─── Records provided ───
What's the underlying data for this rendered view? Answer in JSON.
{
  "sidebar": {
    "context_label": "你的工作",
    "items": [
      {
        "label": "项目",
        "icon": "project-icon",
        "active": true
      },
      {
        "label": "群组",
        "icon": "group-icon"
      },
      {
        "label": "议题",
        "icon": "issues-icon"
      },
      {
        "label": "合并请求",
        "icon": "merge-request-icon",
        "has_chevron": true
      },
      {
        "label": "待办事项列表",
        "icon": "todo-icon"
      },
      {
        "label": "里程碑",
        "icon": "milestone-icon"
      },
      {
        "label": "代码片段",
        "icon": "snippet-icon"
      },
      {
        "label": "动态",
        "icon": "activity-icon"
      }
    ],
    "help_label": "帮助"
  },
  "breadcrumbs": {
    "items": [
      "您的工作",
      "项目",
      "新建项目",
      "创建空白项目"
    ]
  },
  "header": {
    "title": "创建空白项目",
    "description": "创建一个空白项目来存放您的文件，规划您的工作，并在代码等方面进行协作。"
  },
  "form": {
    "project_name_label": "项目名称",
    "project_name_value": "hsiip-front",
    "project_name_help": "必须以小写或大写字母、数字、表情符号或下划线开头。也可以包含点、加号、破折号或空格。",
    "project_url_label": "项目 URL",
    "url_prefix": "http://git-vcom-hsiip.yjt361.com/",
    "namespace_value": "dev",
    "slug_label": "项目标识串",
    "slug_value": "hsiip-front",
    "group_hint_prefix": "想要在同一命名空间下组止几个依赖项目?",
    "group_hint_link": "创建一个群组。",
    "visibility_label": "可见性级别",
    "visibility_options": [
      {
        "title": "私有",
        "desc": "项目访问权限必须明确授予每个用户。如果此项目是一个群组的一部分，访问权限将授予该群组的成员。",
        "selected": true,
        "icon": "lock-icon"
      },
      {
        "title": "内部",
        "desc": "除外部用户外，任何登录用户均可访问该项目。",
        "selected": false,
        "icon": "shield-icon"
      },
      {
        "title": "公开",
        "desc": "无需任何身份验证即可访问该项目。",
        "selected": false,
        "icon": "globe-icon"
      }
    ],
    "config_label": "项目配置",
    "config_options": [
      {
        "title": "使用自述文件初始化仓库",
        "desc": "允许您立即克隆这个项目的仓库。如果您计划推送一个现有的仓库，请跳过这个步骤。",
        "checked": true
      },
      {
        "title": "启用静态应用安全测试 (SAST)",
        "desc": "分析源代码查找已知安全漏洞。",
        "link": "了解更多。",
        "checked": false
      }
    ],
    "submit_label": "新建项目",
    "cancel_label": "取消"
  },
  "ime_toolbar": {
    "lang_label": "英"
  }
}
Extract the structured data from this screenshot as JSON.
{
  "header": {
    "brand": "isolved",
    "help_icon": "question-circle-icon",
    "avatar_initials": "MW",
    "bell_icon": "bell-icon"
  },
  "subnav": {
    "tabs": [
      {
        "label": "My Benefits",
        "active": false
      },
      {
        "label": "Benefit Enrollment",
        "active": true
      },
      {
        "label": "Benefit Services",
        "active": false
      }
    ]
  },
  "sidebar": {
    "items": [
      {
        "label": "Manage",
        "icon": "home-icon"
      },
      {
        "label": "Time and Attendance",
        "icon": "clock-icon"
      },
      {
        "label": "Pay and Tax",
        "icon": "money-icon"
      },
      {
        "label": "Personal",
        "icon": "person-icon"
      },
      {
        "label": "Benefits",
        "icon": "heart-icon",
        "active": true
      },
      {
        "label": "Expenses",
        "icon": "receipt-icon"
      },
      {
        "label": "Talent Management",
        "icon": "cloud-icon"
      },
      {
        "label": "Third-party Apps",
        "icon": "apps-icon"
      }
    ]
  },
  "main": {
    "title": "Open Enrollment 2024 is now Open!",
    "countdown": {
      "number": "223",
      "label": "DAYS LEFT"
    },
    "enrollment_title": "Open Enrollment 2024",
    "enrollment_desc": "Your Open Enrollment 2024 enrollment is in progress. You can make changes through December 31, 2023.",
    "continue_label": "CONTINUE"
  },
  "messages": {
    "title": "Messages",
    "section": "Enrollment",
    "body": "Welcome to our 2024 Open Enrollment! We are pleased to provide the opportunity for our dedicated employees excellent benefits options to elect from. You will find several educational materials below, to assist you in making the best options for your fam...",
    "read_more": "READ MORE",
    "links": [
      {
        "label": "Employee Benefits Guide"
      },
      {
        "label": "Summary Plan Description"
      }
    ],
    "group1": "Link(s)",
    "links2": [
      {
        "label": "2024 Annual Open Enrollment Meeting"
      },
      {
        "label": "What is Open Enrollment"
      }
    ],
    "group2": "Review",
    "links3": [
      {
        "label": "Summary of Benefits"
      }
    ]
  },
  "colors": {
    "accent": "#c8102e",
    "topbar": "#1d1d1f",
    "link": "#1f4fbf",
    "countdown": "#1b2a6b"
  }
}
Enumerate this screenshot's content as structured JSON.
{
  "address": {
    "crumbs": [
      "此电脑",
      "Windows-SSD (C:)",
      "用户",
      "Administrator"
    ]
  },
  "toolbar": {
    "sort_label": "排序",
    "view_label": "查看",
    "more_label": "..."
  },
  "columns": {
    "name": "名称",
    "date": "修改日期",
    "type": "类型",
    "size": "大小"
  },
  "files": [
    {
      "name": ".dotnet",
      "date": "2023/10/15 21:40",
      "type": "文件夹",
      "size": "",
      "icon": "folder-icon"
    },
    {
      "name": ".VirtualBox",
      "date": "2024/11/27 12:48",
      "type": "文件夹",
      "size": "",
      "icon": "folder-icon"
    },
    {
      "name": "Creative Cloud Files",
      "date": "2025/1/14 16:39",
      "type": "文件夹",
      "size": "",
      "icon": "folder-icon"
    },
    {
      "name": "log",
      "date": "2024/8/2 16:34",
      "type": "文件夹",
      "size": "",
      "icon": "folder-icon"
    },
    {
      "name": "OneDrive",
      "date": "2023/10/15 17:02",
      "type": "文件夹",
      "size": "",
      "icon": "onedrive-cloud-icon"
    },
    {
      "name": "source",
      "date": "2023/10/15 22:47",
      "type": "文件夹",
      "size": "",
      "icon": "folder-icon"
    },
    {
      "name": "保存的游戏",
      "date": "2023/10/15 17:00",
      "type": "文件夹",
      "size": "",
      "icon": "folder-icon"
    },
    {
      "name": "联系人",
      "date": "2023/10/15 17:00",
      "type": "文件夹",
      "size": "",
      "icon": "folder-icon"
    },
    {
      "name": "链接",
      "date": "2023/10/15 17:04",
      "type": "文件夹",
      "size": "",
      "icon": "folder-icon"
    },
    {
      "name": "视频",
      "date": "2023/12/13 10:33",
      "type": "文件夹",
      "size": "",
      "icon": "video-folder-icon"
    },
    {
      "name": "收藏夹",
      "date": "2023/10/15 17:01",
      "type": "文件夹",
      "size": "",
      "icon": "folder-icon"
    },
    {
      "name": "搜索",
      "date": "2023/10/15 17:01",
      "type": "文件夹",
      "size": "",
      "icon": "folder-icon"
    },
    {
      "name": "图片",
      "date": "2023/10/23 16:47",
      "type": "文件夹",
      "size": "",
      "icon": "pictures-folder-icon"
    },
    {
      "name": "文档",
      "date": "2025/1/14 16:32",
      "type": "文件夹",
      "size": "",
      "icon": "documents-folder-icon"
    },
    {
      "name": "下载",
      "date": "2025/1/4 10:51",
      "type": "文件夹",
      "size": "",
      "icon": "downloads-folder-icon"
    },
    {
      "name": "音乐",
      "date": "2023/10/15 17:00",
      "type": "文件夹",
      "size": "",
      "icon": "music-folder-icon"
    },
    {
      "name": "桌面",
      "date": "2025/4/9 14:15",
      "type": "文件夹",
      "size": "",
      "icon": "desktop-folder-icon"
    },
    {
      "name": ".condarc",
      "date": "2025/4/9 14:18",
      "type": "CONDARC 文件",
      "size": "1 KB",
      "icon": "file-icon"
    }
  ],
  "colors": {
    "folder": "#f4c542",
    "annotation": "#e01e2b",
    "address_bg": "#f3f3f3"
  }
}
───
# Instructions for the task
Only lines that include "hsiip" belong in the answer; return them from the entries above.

# The answer
    "project_name_value": "hsiip-front",
    "url_prefix": "http://git-vcom-hsiip.yjt361.com/",
    "slug_value": "hsiip-front",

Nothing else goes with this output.